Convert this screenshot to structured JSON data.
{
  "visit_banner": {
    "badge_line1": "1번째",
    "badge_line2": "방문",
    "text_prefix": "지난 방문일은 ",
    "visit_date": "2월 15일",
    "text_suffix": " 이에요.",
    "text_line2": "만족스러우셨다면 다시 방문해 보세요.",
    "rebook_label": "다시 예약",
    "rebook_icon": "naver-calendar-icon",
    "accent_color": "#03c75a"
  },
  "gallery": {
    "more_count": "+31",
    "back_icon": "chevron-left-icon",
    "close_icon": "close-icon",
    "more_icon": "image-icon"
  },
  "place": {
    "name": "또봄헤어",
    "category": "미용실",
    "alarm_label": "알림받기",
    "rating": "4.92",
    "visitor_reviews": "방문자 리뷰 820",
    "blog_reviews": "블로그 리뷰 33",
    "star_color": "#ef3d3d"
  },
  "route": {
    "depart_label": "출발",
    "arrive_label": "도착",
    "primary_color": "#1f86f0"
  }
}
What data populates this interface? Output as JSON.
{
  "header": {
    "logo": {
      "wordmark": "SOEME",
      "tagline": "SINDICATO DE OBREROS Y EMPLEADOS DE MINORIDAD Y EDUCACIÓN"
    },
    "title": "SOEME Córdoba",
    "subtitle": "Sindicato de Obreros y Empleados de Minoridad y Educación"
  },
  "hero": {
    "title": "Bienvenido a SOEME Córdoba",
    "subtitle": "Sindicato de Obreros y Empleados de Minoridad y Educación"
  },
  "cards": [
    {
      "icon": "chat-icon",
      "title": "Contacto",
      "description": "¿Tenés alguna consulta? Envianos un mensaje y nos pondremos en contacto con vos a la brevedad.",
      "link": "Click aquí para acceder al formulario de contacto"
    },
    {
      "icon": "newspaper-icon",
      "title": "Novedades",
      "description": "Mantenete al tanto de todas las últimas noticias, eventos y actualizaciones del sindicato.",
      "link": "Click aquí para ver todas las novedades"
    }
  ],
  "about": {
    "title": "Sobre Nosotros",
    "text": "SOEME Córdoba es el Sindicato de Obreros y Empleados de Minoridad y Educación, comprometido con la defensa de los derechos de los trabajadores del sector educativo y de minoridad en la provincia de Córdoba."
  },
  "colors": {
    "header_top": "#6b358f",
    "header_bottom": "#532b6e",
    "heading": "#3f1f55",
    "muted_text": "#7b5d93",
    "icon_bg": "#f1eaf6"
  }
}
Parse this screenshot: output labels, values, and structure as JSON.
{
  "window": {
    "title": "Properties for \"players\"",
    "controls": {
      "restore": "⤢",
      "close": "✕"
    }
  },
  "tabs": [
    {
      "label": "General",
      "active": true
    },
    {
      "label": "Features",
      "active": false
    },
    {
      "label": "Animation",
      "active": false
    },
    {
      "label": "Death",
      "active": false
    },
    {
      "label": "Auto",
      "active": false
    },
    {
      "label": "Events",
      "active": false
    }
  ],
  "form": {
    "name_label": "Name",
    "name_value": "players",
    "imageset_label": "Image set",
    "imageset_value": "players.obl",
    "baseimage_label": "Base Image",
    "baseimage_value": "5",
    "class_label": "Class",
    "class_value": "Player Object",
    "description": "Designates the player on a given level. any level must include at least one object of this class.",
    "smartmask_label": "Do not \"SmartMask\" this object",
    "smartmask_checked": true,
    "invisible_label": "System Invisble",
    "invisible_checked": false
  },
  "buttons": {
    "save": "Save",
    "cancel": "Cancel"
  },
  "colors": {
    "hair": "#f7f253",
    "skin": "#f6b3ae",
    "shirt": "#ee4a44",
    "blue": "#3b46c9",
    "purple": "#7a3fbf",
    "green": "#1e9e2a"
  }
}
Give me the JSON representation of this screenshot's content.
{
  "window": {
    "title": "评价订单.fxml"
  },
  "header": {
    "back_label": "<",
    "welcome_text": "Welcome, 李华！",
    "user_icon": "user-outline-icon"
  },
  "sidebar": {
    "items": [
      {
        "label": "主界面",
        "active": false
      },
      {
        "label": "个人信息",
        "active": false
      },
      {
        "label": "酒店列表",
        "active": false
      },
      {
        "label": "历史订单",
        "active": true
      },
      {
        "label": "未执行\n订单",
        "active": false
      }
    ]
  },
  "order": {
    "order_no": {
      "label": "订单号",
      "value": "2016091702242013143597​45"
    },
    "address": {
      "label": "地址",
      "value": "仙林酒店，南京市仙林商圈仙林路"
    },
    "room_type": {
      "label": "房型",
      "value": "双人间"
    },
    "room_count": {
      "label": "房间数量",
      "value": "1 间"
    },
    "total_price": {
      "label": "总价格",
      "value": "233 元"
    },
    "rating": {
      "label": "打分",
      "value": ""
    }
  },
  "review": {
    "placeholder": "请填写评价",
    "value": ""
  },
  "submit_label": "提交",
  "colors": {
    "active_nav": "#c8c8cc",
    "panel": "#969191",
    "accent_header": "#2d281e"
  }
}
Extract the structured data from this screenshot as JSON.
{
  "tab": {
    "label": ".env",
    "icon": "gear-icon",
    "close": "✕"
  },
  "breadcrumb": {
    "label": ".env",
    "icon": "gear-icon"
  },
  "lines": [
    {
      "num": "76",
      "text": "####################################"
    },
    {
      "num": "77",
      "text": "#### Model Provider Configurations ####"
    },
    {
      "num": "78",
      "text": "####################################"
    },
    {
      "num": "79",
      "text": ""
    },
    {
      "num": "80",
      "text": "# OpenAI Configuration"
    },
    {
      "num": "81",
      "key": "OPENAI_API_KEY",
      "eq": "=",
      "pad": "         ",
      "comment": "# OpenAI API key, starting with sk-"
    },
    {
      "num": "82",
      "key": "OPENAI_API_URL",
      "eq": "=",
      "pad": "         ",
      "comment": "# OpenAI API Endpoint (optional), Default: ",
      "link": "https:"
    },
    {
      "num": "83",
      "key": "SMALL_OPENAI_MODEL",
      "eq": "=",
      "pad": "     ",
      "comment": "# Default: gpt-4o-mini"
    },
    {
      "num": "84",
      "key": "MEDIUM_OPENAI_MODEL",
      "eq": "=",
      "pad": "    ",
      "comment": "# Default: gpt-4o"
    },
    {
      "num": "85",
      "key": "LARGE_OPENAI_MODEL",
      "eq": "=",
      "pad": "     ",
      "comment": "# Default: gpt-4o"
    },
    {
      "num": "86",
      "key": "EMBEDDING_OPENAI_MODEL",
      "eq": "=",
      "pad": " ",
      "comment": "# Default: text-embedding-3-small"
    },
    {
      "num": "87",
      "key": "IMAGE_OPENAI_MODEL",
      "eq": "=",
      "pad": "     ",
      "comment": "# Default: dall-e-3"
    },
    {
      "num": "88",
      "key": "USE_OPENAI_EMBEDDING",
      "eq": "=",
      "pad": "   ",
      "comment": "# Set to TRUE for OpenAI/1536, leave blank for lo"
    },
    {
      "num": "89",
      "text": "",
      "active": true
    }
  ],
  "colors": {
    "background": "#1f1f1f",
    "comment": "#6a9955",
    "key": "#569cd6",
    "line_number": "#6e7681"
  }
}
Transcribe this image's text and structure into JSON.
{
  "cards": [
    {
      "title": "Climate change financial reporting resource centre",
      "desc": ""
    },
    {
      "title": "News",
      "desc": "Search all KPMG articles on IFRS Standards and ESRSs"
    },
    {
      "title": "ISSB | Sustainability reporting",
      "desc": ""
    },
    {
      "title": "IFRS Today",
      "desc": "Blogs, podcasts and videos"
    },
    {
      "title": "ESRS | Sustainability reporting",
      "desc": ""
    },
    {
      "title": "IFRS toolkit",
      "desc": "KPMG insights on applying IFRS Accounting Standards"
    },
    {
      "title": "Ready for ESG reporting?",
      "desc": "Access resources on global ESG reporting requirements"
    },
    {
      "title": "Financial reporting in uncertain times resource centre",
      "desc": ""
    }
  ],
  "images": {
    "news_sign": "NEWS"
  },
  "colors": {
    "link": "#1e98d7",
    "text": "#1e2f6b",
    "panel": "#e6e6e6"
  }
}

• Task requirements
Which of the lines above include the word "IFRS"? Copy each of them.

• Answer space
      "desc": "Search all KPMG articles on IFRS Standards and ESRSs"
      "title": "IFRS Today",
      "title": "IFRS toolkit",
      "desc": "KPMG insights on applying IFRS Accounting Standards"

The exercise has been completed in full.